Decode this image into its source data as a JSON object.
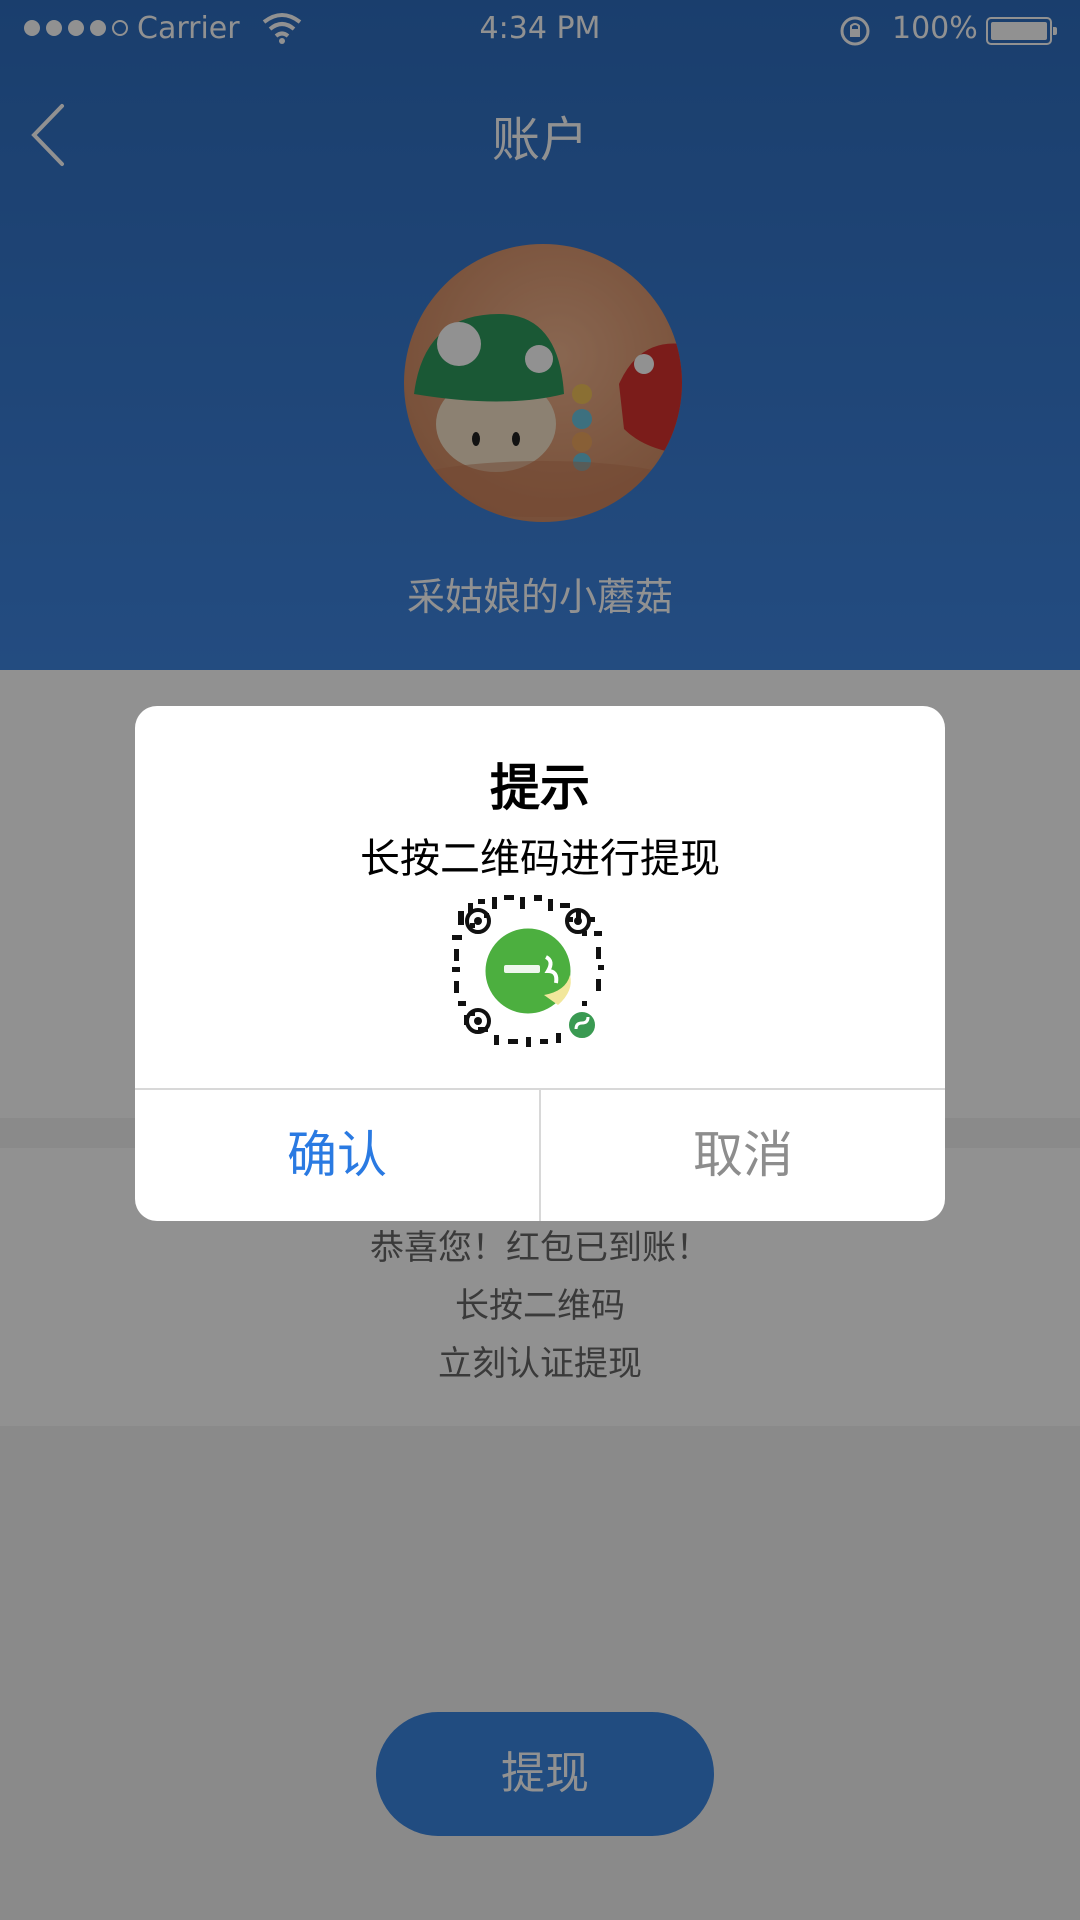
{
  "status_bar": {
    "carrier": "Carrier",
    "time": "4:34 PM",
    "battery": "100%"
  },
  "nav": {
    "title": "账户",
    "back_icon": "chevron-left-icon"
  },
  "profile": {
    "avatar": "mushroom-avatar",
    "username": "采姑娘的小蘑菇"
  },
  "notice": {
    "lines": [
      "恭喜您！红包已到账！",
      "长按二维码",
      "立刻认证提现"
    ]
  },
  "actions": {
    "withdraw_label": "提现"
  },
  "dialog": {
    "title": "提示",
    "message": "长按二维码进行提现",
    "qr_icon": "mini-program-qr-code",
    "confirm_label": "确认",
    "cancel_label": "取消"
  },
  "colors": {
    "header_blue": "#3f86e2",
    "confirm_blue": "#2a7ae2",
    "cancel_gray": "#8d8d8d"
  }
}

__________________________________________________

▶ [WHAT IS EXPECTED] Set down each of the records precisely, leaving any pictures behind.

▶ [TASK SOLUTION]
Decode this image into its source data as a JSON object.
{
  "status_bar": {
    "carrier": "Carrier",
    "time": "4:34 PM",
    "battery": "100%"
  },
  "nav": {
    "title": "账户",
    "back_icon": "chevron-left-icon"
  },
  "profile": {
    "avatar": "mushroom-avatar",
    "username": "采姑娘的小蘑菇"
  },
  "notice": {
    "lines": [
      "恭喜您！红包已到账！",
      "长按二维码",
      "立刻认证提现"
    ]
  },
  "actions": {
    "withdraw_label": "提现"
  },
  "dialog": {
    "title": "提示",
    "message": "长按二维码进行提现",
    "qr_icon": "mini-program-qr-code",
    "confirm_label": "确认",
    "cancel_label": "取消"
  },
  "colors": {
    "header_blue": "#3f86e2",
    "confirm_blue": "#2a7ae2",
    "cancel_gray": "#8d8d8d"
  }
}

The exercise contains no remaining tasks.